If this time it has to do with unilaterally extending the moratorium on customs controls in the Irish Sea, the first had to do with the Internal Market bill, which also rewrote the Brexit agreement.
That is to say, the EU is going to the European Justice, which it already did the previous time, with Boris Johnson’s Internal Market bill that also rewrote the Brexit agreement and ended up withdrawing.
The paradox is that precisely the problems that are emerging with Ireland have to do with Boris Johnson. In other words, Theresa May’s Brexit was less harsh, so that Northern Ireland and Great Britain remained in the EU customs union, thus avoiding the border in the Irish Sea and only had to find a technological solution to do that the passage between the two Irish women was invisible to respect the Good Friday Agreement.
Thus, the Irish protocol, the fruit of Johnson’s efforts, creates so many problems that it is not being applied.
Meanwhile, Brussels and London are trying to negotiate a way out but the solution is complicated because the protocol says what it says. Thus, the British Government threatens not to comply with it unless it is modified. That is, it threatens to skip the Brexit agreement, which it already did at the end of last year with the British Internal Market bill, which was finally modified so as not to violate the Brexit agreement in what had to do with the aforementioned Northern Ireland protocol.

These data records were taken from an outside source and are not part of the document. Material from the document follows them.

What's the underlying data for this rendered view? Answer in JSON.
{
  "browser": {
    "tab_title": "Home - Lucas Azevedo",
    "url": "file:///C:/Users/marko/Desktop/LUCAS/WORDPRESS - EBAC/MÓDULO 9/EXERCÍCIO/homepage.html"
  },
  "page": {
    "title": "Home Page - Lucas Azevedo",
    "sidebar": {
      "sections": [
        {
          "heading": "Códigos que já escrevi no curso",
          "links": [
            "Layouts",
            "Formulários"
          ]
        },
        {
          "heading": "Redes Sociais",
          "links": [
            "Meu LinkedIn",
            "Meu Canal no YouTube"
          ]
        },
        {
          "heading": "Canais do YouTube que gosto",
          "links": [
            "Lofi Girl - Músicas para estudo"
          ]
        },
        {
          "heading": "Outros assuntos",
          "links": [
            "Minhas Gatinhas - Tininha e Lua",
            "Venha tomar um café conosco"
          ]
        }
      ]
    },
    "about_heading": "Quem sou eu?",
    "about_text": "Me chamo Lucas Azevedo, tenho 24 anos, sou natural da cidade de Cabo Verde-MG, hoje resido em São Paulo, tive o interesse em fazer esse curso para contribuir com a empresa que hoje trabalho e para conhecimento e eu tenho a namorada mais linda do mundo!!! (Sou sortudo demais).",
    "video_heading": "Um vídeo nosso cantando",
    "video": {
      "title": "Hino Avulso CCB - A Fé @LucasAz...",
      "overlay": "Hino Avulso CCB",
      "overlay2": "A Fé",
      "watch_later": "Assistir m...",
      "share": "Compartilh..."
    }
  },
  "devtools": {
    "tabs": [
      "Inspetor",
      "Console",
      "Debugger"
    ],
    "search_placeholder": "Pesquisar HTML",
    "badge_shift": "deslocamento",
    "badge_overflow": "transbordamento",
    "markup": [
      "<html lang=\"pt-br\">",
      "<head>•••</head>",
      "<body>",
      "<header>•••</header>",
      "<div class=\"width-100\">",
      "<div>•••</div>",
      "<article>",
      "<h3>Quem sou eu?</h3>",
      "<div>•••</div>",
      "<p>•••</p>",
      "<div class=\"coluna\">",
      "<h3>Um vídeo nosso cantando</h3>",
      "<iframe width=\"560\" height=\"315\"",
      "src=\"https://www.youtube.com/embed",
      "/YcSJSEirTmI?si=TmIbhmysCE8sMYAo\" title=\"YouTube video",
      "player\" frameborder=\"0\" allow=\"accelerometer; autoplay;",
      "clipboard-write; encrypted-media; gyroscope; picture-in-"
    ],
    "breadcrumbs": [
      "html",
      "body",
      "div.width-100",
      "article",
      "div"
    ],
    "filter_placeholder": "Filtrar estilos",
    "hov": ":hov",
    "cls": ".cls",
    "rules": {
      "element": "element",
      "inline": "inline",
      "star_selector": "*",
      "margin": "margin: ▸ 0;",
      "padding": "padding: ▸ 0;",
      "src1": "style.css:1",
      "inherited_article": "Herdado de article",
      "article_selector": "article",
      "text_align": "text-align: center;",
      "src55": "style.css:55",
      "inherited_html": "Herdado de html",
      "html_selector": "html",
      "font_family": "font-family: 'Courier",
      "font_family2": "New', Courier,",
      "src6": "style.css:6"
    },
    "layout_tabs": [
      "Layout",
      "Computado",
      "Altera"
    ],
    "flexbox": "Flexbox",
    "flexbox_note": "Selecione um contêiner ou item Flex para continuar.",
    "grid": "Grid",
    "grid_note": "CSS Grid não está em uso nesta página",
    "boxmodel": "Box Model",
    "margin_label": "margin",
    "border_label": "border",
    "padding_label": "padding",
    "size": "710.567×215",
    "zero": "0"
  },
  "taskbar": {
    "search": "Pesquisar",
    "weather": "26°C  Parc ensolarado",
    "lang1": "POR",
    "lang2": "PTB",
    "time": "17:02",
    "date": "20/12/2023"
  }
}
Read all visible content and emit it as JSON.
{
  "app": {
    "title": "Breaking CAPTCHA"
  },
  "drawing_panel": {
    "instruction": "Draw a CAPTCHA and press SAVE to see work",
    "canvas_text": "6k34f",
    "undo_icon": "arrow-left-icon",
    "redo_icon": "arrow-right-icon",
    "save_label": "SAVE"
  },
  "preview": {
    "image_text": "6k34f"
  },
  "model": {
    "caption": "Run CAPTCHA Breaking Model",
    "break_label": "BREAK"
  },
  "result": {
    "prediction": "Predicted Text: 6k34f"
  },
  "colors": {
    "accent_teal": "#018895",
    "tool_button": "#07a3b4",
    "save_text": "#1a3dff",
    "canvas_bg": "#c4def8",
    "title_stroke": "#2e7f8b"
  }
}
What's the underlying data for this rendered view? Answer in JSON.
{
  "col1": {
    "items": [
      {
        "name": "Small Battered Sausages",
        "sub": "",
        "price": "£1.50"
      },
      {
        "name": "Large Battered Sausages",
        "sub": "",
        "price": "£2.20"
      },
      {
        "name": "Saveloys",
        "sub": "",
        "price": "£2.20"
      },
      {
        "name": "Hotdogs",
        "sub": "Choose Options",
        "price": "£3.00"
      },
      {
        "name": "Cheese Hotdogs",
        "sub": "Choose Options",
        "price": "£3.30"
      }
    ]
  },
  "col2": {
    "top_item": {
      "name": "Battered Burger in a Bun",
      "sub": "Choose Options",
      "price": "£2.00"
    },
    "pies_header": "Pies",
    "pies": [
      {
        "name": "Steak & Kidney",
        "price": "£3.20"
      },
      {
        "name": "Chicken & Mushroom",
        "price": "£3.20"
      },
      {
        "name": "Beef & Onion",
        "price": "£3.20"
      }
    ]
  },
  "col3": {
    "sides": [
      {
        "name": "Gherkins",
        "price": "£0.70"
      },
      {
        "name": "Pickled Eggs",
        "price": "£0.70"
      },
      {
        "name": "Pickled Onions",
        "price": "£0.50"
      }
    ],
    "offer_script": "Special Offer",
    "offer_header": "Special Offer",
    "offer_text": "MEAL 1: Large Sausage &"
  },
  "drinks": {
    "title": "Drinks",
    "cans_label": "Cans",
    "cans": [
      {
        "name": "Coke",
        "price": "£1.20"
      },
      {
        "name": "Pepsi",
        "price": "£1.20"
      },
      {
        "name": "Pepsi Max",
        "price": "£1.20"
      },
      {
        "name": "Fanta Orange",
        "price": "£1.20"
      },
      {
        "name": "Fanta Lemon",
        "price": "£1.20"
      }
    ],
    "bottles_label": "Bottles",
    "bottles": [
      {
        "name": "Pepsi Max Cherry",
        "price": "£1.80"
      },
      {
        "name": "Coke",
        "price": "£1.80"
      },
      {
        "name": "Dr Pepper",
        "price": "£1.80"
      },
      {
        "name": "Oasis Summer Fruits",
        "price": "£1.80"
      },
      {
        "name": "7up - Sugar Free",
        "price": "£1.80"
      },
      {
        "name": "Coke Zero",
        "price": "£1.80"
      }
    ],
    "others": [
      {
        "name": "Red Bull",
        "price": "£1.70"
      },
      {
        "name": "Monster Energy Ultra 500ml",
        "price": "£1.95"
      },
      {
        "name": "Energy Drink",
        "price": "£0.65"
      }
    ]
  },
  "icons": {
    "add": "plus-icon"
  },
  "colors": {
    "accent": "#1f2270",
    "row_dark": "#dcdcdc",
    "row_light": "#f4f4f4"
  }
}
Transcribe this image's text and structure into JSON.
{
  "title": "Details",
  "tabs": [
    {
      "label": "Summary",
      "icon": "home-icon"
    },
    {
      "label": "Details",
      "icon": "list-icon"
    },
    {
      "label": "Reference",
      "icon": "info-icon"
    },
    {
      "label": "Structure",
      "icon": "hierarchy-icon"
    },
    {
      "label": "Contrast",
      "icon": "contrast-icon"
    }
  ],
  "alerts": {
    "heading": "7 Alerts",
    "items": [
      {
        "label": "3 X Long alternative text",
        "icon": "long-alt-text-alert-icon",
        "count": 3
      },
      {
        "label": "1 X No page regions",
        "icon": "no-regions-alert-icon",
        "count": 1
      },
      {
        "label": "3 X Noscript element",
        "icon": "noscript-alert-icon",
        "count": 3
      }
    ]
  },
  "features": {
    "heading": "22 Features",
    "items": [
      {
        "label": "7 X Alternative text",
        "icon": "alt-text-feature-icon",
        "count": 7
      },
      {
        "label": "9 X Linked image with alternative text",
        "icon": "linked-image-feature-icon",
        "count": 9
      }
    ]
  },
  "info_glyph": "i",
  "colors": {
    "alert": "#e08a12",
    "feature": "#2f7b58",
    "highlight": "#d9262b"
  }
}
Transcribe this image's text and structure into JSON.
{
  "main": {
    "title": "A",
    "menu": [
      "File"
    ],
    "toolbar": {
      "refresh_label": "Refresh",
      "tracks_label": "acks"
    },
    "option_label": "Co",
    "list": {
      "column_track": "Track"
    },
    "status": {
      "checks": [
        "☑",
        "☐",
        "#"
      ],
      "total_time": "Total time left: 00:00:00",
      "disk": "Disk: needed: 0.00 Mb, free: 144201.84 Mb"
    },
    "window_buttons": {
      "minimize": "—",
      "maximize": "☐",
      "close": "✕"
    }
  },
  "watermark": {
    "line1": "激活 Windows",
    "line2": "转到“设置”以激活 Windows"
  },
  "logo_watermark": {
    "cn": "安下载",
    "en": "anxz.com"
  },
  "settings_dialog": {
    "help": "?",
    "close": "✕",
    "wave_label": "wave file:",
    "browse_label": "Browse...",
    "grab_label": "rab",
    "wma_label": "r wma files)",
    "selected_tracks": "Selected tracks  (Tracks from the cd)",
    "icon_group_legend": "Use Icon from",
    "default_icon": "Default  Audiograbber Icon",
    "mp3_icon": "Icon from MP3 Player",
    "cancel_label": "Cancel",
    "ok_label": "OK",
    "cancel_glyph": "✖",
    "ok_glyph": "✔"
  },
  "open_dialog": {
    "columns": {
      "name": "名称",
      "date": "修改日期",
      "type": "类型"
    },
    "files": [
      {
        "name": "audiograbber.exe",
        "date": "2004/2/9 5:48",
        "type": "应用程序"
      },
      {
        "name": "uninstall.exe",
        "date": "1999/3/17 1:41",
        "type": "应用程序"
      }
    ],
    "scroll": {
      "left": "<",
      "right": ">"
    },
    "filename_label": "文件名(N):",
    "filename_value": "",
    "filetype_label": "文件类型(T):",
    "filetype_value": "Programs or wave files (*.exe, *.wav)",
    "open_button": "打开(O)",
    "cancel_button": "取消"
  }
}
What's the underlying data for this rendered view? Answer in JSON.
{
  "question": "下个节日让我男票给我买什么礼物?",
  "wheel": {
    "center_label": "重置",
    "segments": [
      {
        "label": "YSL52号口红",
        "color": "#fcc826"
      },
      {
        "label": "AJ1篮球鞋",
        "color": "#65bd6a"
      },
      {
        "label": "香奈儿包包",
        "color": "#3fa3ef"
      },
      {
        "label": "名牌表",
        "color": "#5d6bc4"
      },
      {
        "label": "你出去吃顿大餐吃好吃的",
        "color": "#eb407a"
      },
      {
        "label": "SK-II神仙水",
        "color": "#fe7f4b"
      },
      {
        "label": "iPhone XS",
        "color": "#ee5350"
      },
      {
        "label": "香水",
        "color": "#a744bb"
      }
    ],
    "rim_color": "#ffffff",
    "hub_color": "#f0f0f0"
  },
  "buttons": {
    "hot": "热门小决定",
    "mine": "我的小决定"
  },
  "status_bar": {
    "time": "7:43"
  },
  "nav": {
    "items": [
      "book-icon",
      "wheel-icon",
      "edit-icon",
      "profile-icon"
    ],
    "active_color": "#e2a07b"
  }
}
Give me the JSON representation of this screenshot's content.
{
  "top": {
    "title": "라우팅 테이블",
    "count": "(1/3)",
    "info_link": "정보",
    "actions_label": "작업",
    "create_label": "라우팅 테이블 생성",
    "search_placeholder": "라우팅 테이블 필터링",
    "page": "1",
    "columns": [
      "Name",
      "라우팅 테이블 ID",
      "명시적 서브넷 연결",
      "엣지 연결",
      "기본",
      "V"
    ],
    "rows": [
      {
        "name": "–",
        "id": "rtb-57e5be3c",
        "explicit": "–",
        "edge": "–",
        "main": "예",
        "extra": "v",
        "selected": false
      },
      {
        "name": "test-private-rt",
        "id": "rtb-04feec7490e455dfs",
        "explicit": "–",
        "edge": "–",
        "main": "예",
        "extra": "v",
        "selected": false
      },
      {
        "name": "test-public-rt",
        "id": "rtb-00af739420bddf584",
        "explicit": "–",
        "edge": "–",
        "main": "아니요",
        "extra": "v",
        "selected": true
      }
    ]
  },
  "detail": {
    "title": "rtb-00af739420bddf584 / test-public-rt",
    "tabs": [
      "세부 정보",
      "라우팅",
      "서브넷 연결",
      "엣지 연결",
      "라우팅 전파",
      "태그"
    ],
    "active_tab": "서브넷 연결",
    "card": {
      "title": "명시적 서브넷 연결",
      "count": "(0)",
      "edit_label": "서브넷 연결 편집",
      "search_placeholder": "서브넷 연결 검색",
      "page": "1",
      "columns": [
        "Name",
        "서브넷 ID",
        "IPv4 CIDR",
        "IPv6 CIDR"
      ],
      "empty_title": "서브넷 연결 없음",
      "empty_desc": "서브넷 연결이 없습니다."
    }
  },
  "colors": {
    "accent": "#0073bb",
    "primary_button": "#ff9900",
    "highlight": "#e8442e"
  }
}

Indeed, in the 28-page document distributed this Wednesday, Johnson’s government states: “The Protocol is not standing by, but significant changes are needed to achieve a sustainable ‘new balance’ that places the relationship between the UK and the EU on a stable footing. This is the only way to ensure the Belfast Agreement (Good Friday) “.
The EU negotiator, European Commission Vice-President Maroš Šefčovič, has responded with a refusal to “rewrite the Northern Ireland protocol” with a note: “The Protocol on Ireland is the solution that the EU found with the Prime Minister. Boris Johnson and Lord David Frost, and was ratified by the UK Parliament, to address the unique challenges posed by Brexit and the type of Brexit chosen by the British Government for the island of Ireland. Its aim is to protect the Friday Agreement Santo (Belfast) in all its parts, maintain peace and stability in Northern Ireland, avoid a hard border on the island of Ireland and preserve the integrity of the EU single market. the Protocol. Respect for international legal obligations is of utmost importance. ”
Downing Street assures that “the Government has tried to apply the Protocol in good faith, but the problems are significant and growing. Therefore, the Government wants to agree on a sustainable solution that achieves a new balance that better reflects the unique circumstances of Northern Ireland and comply with all the objectives of the Protocol The economic, political and cultural ties that exist East-West [Irlanda del Norte-Gran Bretaña] they must be treated with the same sensitivity as those that exist North-South. This is essential to ensure that UK-EU relations are on a stable and more positive trajectory. ”
In this sense, the Johnson Government threatens not to comply with the agreement: “The Command Paper makes it clear that the Government has considered activating Article 16 [que exime el cumplimiento del protocolo] and believes that there are clear reasons to justify its use. This option remains within the framework of the Protocol. However, we do not believe that it is beneficial for Northern Ireland to invoke safeguard measures at this time. We would prefer to seek a consensual approach with the EU, to agree on stable and lasting solutions that can work for Northern Ireland, the UK in general and the EU in the future. ”